INPUT FOR THIS TASK START

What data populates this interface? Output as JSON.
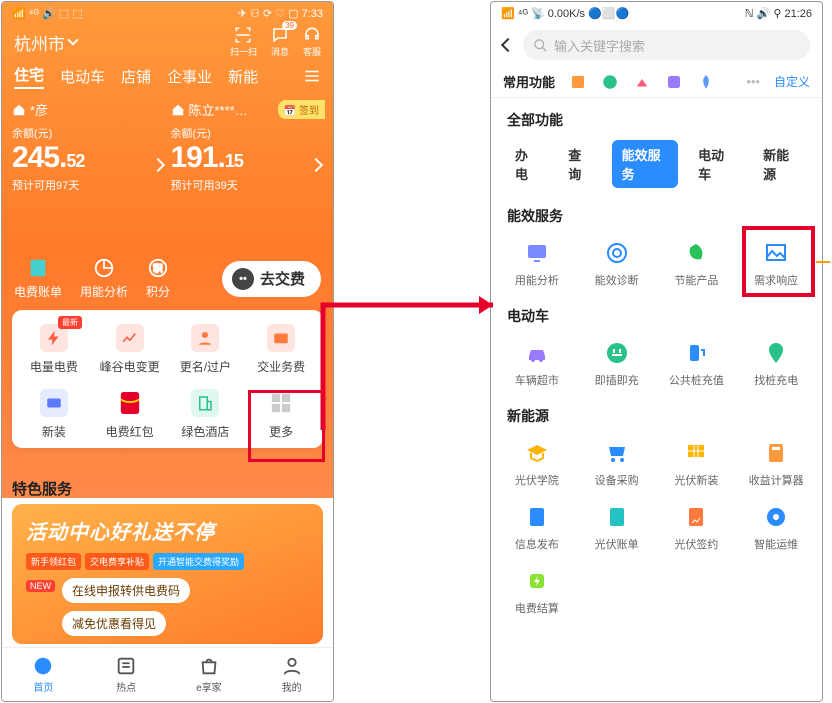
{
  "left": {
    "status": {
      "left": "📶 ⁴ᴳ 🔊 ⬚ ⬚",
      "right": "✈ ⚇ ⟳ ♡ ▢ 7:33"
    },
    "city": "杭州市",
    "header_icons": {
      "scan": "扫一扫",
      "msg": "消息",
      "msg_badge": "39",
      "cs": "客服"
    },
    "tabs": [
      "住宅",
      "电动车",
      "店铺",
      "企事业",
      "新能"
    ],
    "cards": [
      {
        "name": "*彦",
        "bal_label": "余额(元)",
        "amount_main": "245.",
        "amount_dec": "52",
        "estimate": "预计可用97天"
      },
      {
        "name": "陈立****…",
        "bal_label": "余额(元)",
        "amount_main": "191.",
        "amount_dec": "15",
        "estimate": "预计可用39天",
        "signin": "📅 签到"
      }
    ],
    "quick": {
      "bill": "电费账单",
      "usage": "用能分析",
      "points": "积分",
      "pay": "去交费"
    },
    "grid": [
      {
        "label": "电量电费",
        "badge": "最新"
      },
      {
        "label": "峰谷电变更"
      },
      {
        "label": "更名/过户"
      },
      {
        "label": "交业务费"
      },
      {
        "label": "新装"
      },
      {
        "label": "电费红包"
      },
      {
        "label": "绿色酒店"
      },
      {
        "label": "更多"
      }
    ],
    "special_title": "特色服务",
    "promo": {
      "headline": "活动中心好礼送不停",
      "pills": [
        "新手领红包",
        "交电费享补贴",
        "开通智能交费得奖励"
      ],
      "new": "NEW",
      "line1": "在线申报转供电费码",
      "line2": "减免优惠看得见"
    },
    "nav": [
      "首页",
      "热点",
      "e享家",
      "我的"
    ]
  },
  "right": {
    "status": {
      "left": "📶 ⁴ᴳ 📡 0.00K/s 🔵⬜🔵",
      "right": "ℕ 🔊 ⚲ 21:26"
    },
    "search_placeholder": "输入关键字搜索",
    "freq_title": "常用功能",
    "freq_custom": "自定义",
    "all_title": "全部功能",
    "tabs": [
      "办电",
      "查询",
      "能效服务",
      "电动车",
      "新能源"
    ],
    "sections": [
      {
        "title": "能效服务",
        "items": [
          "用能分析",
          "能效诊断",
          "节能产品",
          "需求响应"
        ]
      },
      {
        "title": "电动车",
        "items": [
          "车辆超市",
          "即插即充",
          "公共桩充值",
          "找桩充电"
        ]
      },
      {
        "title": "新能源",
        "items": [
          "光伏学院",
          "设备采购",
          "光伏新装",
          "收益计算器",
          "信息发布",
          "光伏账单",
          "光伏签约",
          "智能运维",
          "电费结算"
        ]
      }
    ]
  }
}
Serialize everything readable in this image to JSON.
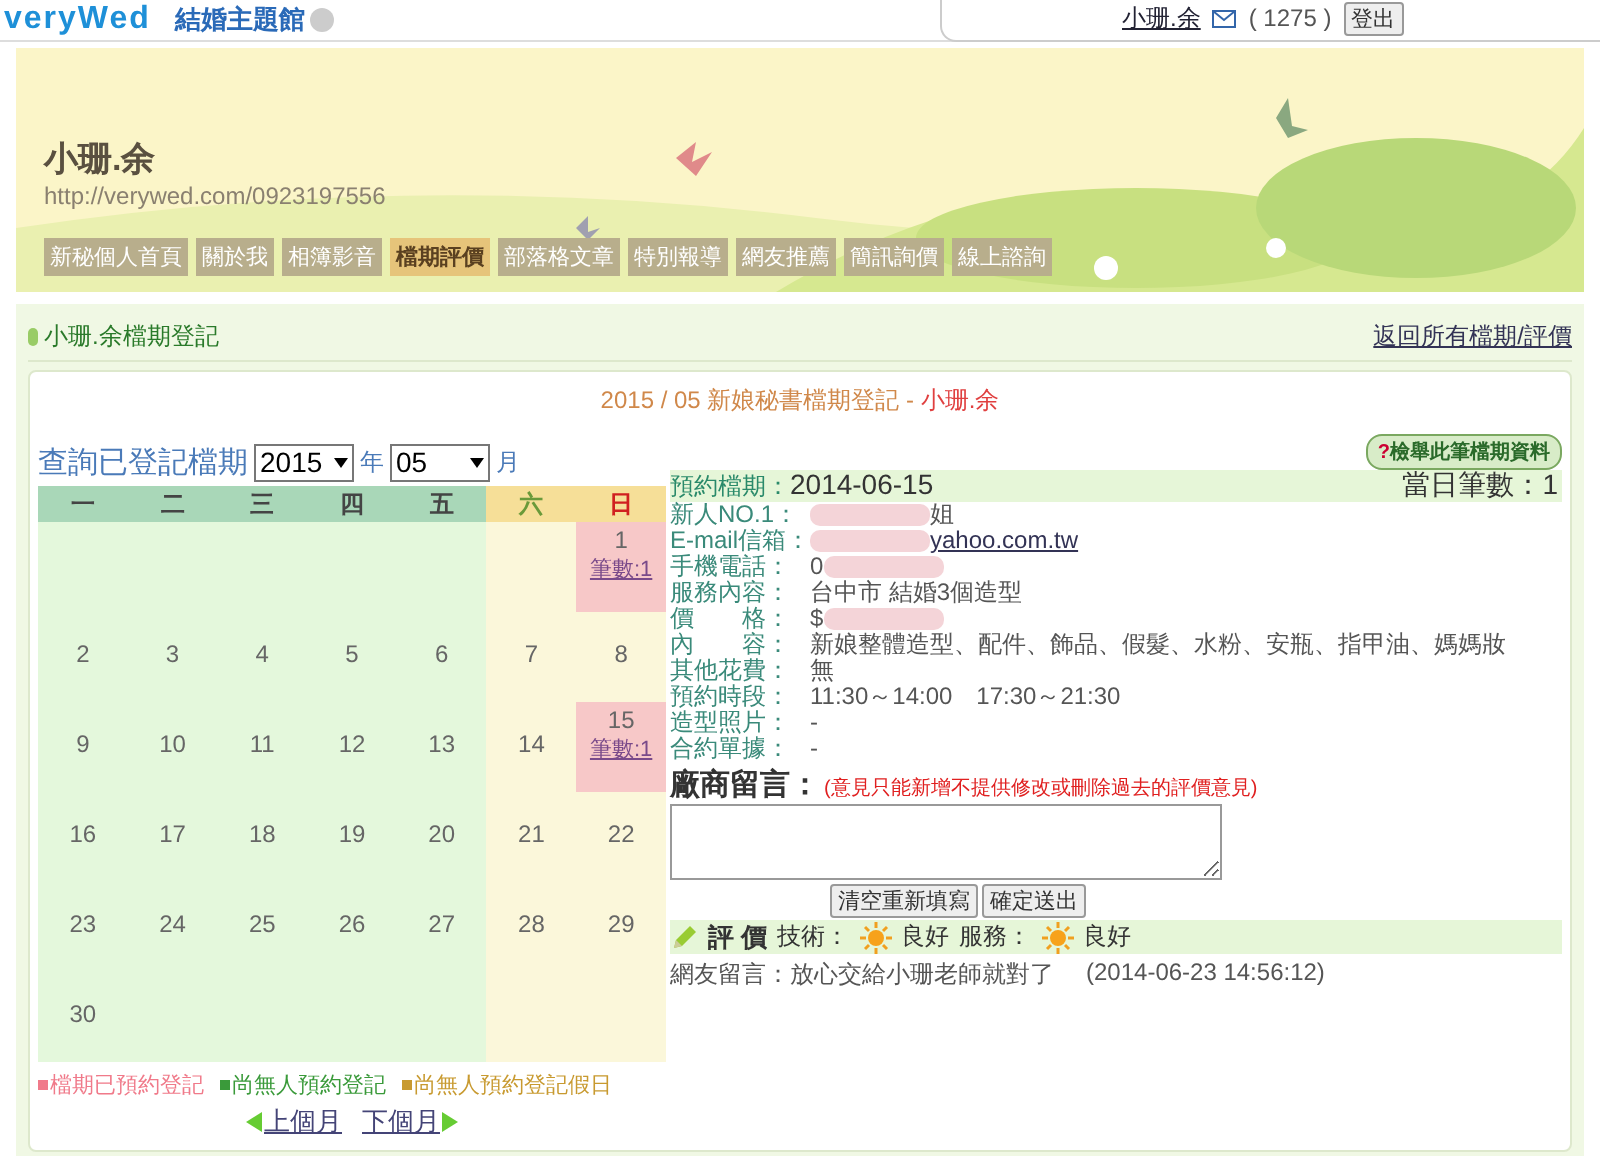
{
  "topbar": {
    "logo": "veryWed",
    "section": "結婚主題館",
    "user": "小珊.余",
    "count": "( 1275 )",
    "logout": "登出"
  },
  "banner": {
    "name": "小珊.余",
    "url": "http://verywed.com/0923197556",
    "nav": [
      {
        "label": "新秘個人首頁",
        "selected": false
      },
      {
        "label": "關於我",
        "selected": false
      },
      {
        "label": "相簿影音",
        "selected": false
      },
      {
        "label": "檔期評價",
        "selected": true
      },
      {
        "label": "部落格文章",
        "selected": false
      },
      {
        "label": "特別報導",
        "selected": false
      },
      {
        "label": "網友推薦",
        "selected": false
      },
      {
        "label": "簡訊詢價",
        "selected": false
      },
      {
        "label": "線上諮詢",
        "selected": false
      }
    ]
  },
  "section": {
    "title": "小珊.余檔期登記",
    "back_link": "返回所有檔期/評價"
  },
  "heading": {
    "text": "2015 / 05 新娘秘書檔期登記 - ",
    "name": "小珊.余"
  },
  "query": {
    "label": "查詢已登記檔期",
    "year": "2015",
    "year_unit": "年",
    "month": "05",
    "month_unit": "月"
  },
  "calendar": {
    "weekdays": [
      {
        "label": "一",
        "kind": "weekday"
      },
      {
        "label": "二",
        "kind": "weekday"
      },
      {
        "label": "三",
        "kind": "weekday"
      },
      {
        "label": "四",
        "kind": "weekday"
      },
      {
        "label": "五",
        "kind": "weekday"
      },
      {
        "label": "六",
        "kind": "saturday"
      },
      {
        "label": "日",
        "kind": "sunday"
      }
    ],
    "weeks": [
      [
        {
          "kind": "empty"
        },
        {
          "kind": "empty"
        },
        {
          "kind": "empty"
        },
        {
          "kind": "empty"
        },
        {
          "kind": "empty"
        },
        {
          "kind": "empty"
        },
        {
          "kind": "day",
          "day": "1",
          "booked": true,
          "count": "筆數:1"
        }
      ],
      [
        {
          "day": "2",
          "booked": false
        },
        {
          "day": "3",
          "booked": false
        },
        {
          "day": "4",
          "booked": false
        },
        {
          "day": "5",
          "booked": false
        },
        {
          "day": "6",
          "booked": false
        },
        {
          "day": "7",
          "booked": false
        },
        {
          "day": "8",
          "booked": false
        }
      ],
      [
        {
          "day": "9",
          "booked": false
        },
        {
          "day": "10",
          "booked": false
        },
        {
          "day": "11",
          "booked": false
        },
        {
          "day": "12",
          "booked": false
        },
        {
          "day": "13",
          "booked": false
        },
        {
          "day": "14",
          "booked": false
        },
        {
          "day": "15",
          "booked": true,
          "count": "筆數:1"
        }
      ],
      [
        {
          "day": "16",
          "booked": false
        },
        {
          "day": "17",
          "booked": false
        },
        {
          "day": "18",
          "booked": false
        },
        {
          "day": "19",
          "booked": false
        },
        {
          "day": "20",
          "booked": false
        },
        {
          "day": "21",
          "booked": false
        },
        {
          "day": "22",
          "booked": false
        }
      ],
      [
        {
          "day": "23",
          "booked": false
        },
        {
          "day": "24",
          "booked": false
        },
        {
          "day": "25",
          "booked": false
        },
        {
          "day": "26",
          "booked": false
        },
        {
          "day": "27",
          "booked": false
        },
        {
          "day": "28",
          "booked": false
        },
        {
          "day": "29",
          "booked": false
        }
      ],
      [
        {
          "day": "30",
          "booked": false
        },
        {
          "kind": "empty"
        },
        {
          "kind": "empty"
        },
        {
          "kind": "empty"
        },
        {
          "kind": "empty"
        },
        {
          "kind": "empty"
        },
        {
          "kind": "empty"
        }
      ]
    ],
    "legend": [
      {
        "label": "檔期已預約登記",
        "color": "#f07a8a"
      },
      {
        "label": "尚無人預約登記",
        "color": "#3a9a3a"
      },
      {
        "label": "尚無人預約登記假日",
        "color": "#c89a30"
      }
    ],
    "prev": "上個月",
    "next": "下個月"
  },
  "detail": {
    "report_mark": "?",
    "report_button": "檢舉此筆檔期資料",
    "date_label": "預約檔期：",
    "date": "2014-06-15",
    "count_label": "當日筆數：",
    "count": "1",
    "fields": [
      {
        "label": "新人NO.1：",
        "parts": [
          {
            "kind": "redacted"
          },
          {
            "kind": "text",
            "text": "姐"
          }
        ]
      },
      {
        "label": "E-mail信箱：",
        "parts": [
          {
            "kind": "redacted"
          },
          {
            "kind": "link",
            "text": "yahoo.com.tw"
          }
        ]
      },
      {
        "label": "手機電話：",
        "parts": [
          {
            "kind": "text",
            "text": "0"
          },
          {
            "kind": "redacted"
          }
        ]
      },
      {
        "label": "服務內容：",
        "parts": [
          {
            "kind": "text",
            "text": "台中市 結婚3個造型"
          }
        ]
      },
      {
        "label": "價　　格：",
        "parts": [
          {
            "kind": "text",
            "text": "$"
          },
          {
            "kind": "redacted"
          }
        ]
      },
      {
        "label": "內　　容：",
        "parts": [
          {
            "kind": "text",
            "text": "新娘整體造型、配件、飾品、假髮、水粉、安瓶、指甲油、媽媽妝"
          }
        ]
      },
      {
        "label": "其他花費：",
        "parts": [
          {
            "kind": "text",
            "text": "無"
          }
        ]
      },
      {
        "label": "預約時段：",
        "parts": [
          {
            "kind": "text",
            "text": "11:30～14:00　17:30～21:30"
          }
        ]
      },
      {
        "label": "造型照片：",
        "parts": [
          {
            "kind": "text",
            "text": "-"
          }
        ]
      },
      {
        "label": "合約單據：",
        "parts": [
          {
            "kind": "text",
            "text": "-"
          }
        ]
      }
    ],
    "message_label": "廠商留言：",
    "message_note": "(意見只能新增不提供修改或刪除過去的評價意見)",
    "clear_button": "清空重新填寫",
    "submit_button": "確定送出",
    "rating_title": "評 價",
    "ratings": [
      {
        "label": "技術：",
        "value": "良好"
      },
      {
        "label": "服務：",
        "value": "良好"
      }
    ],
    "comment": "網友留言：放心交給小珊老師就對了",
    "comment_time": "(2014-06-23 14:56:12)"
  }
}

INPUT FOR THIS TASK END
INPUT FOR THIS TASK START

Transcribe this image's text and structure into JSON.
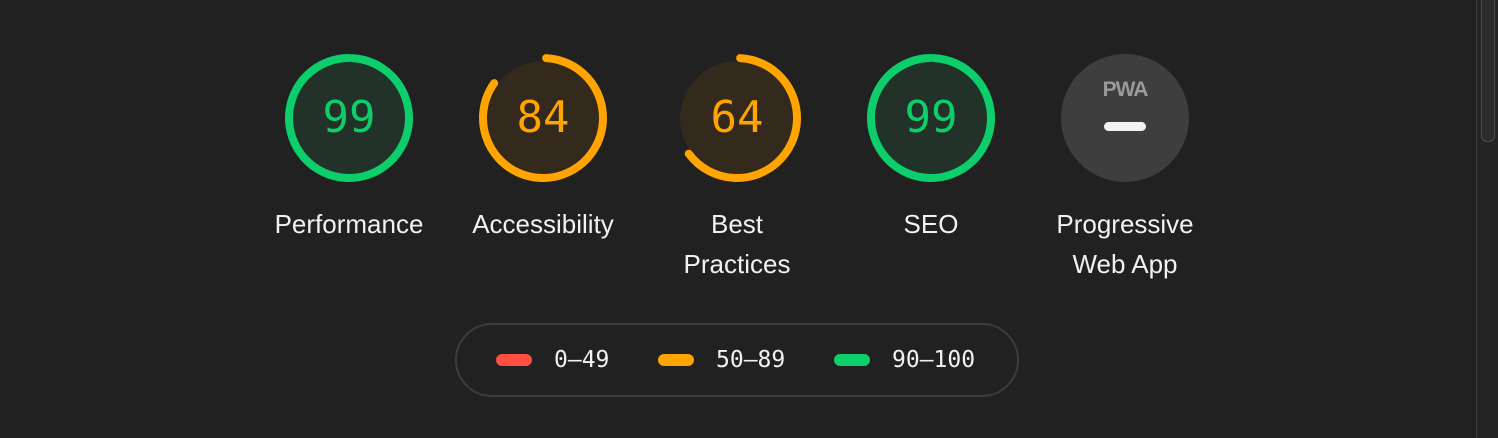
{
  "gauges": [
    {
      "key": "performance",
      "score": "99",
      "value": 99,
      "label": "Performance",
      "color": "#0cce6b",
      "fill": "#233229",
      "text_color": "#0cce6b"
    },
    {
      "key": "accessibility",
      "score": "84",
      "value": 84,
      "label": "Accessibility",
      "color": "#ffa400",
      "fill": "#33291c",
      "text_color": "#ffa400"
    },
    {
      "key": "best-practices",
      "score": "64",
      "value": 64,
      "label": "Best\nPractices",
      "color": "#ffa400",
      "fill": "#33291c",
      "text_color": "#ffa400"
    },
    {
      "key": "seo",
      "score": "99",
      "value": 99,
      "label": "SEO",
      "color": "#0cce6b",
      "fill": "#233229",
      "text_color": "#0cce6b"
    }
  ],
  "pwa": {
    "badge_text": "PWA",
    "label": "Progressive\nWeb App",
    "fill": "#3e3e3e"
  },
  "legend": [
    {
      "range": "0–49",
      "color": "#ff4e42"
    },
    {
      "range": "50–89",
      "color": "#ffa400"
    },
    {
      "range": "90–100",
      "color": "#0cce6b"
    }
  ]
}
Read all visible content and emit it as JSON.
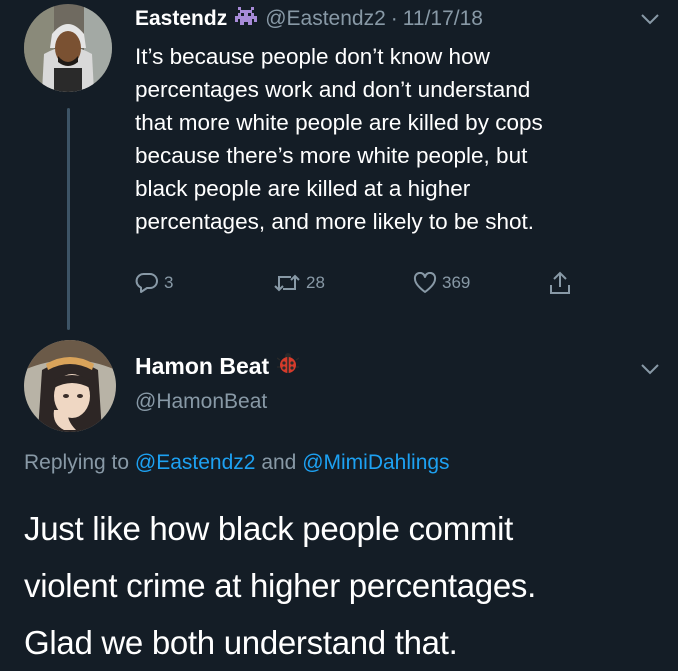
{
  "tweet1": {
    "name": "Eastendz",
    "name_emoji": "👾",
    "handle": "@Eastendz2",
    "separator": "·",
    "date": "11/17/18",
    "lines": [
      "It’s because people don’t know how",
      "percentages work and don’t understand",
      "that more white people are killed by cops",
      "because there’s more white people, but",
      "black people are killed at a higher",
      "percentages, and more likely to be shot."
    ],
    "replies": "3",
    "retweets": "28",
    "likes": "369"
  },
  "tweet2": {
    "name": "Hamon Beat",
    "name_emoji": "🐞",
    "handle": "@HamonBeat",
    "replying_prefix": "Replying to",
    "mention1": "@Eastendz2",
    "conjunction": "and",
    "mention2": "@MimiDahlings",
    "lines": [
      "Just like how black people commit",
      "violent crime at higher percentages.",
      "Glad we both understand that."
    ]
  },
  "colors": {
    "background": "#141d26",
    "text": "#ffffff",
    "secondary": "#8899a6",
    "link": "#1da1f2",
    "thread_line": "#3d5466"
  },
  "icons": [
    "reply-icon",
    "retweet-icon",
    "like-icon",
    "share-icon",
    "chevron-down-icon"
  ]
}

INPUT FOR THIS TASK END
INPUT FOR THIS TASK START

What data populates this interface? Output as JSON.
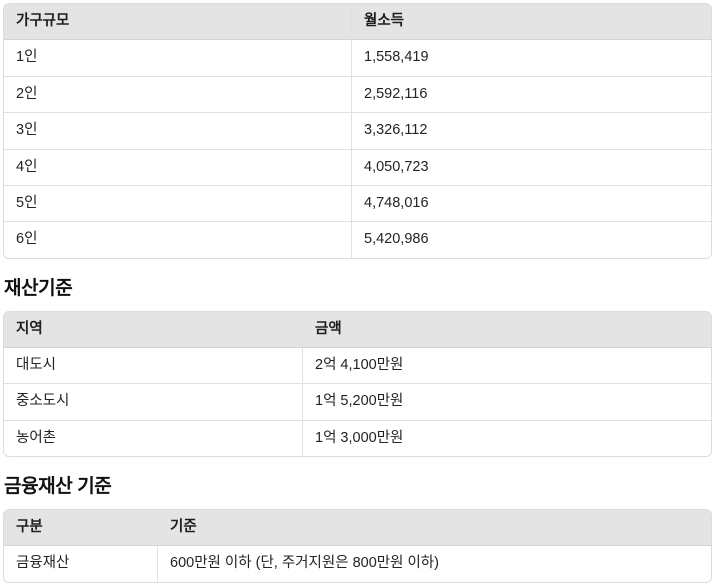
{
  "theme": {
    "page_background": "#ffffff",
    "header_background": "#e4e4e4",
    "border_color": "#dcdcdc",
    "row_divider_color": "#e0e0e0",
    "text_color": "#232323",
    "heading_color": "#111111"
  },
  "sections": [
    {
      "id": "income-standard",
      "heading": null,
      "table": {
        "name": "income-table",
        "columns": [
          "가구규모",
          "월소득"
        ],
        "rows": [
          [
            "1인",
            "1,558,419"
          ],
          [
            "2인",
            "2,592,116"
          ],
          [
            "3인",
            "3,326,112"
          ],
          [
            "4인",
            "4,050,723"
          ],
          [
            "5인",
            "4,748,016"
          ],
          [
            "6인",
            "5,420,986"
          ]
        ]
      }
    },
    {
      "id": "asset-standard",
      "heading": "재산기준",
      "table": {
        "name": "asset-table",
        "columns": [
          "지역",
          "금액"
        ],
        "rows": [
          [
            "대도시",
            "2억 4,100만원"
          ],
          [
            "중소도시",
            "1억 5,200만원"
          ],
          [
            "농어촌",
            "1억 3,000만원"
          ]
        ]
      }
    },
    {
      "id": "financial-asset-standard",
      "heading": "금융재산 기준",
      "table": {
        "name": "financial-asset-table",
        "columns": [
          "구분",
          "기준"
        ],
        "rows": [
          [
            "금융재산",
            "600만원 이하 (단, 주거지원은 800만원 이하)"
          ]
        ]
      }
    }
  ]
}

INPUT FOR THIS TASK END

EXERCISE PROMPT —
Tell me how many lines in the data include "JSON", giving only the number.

REPLY —
5